Friend M, Vucenik I, Miller M. Reduced platelet responsiveness to aspirin in subjects with hyperlipidemia. BMJ. 2003;326(7380):82-3.

Hong SH, Rhyne J, Miller M. A Novel Polypyrimidine Variation [IVS46: del T –39…--46] in ABCA1 Causes Exon Skipping and Contributes to HDL Cholesterol Deficiency in a Family with Premature Coronary Disease. Circ Res. 2003;93:1006-1012

Miller M, Zhan M, Havas S.  High Attributable Risk of Elevated C-Reactive Protein to Conventional CHD Risk Factors: The NHANES III Study. Arch Intern Med 2005; 165:2063-8.

Miller M, Mangano C, Park Y, Goel R, Plotnick G, Vogel RA. Impact of Cinematic Viewing on Endothelial Function. Heart 2006; 92:261-2.

Rhyne J, Ryan MJ, White C, Himonas T, Miller M. The two novel CETP mutations Gln87X and Gln165X in a compound heterozygous state are associated with marked hyperalphalipoproteinemia and absence of significant coronary artery disease. J Mol Med 2006;84:647-650.

Miller M, Rhyne J, Chen H, Beach V, Ericson R, Luthra K, Dwivedi M, Misra A. The APOC3 promoter polymorphisms C-482T and T-455C are associated with the Metabolic Syndrome. Arch Med Res 2007; 38: 444-451.

Mantaring M, Rhyne J, Hong SH, Miller M. Genotypic variation in ABCA1 as contributors to the low and high HDL-C phenotype. Transl Res 2007; 149:205-210.

Miller M, Cannon C, Murphy SA, Qin J, Ray KK, Braunwald E, for the PROVE IT-TIMI 22 Investigators. Impact of triglyceride levels beyond low density lipoprotein cholesterol after an acute coronary syndrome in the PROVE IT-TIMI 22 Trial. J Am Coll Cardiol 2008; 51:724-730.

Pollin TI, Damcott CM, Shen H, Ott SH, Shelton J, Horenstein RB, Post W, McLenithan JC, Bielak LF, Peyser PA, Mitchell BD, Miller M, O'Connell JR, Shuldiner AR. A Null Mutation in Human APOC3 Confers a Favorable Plasma Lipid Profile and May Be Cardioprotective. Science 2008;322:1702-1705.

Rhyne J, Mantaring M, Gardner DF, Miller M. Multiple Splice Defects in ABCA1 cause Low HDL-C in a family with Hypoalphalipoproteinemia and Premature Coronary Disease. BMC Med Genet. 2009;10:1.

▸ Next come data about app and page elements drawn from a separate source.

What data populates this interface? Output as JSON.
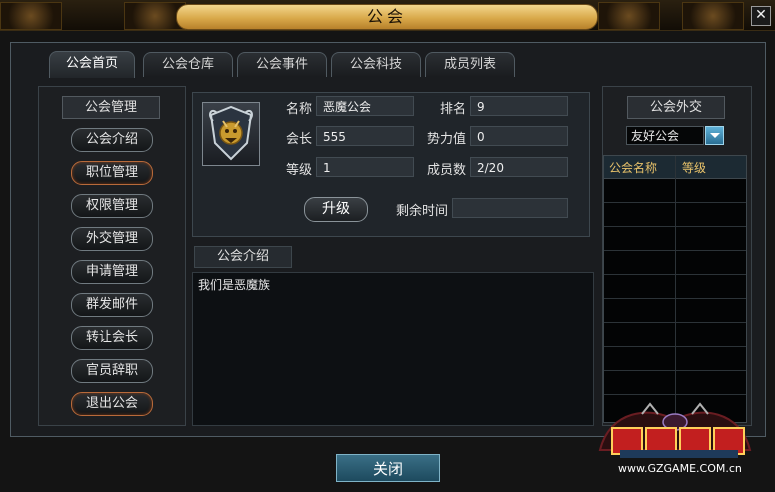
{
  "window": {
    "title": "公会",
    "close_symbol": "✕"
  },
  "tabs": [
    {
      "label": "公会首页",
      "active": true
    },
    {
      "label": "公会仓库"
    },
    {
      "label": "公会事件"
    },
    {
      "label": "公会科技"
    },
    {
      "label": "成员列表"
    }
  ],
  "left_menu": {
    "header": "公会管理",
    "items": [
      "公会介绍",
      "职位管理",
      "权限管理",
      "外交管理",
      "申请管理",
      "群发邮件",
      "转让会长",
      "官员辞职",
      "退出公会"
    ]
  },
  "info": {
    "emblem_icon": "guild-emblem-icon",
    "name_label": "名称",
    "name_value": "恶魔公会",
    "rank_label": "排名",
    "rank_value": "9",
    "leader_label": "会长",
    "leader_value": "555",
    "power_label": "势力值",
    "power_value": "0",
    "level_label": "等级",
    "level_value": "1",
    "members_label": "成员数",
    "members_value": "2/20",
    "upgrade_label": "升级",
    "remaining_label": "剩余时间",
    "remaining_value": ""
  },
  "intro": {
    "header": "公会介绍",
    "text": "我们是恶魔族"
  },
  "diplomacy": {
    "header": "公会外交",
    "dropdown_value": "友好公会",
    "columns": [
      "公会名称",
      "等级"
    ],
    "rows": []
  },
  "bottom": {
    "close_label": "关闭"
  },
  "watermark": {
    "logo_text": "勇士无敌",
    "url": "www.GZGAME.COM.cn"
  }
}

Miller M, Beach V, Sorkin JD, Mangano C, Dobmeier C, Novacic D, Rhyne J, Vogel RA. Comparative Effects of 3 Popular Diets on Lipids, Endothelial Function and C-Reactive Protein during Weight Maintenance. J Am Diet Assoc 2009; 109: 713-718.

Miller M, Fry WF. The effect of mirthful laughter on the human cardiovascular system. Med Hypotheses 2009; 73:636-639.

Taylor AJ, Villines TC, Stanek EJ, Devine PJ, Griffen L, Miller M, Weissman NJ, Turco M. Extended-release niacin or ezetimibe and carotid intima-media thickness. N Engl J Med. 2009;361:2113-2122

Miller M, Mangano CC, Beach V, Kop WJ, Vogel RA. Divergent Effects of Joyful and Anxiety-Provoking Music on Endothelial Vasoreactivity. Psychosom Med. 2010;72:354-356.

Miller M. Hold the patty, not the lettuce: processing foods for over a quarter century in the Nurses' Health Study. Circulation. 2010;122:859-860.

Miller M, Stone NJ, Ballantyne C, Bittner V, Criqui MH, Ginsberg HN, Goldberg AC, Howard WJ, Jacobson MS, Kris-Etherton PM, Lennie TA, Levi M, Mazzone T, Pennathur S; on behalf of the American Heart Association Clinical Lipidology, Thrombosis, and Prevention Committee of the Council on Nutrition, Physical Activity, and Metabolism, Council on Arteriosclerosis, Thrombosis and Vascular Biology, Council on Cardiovascular Nursing, and Council on the Kidney in Cardiovascular Disease: Triglycerides and Cardiovascular Disease: A Scientific Statement from the American Heart Association. Circulation. 2011; 123:2292-2333.